Those advocating extension include Bulgaria, the EU, Guinea, India, Jamaica, Kenya, Madagascar, Mauritius, Morocco, Pakistan, Romania, Sri Lanka, Switzerland, Thailand, Tunisia and Turkey. They see the higher level of protection as a way to improve marketing their products by differentiating them more effectively from their competitors’; and they object to other countries “usurping” their terms. The latest proposal from the EU is document TN/IP/W/11, circulated in June 2005. This calls for the TRIPS Agreement to be amended so that all products would be eligible for the higher level of protection in Article 23, and the exceptions in Article 24 (see above), together with the multilateral registration system currently being negotiated for wines and spirits (see above).

Those opposing extension include Argentina, Australia, Canada, Chile, Colombia, the Dominican Republic, Ecuador, El Salvador, Guatemala, Honduras, New Zealand, Panama, Paraguay, the Philippines, Chinese Taipei and the United States. They argue that the existing (Article 22) level of protection is adequate. They caution that providing enhanced protection would be a burden and would disrupt existing legitimate marketing practices. They also reject the “usurping” accusation particularly when migrants have taken the methods of making the products and the names with them to their new homes and have been using them in good faith.

The Secretariat has compiled the issues raised and the views expressed in this debate, in document WT/GC/W/546 and TN/C/W/25. In June 2008, Director-General Pascal Lamy issued a report on consultations conducted on his behalf by his deputy, Rufus Yerxa, in document TN/C/W/50, which also includes consultations under the heading of the TRIPS Agreement and the Convention on Biological Diversity (CBD).

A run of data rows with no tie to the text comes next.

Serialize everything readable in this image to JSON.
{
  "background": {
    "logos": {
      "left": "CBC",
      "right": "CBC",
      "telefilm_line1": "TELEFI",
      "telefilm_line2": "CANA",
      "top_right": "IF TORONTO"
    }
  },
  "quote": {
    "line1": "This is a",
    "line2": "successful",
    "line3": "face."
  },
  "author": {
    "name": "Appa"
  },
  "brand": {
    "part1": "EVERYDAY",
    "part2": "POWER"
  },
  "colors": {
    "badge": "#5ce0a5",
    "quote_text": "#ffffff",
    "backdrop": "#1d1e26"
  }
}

In July 2008, a group of WTO members called for a “procedural decision” to negotiate three intellectual property issues in parallel: these two geographical indications issues, and a proposal to require patent applicants to disclose the origin of genetic resources or traditional knowledge used in their inventions (see document TN/C/W/52 of 19 July 2008). But members remain divided over this idea, opponents arguing particularly that the only mandate is to negotiate the multilateral register.

Papers submitted in the negotiations
Groups in the TRIPS negotiations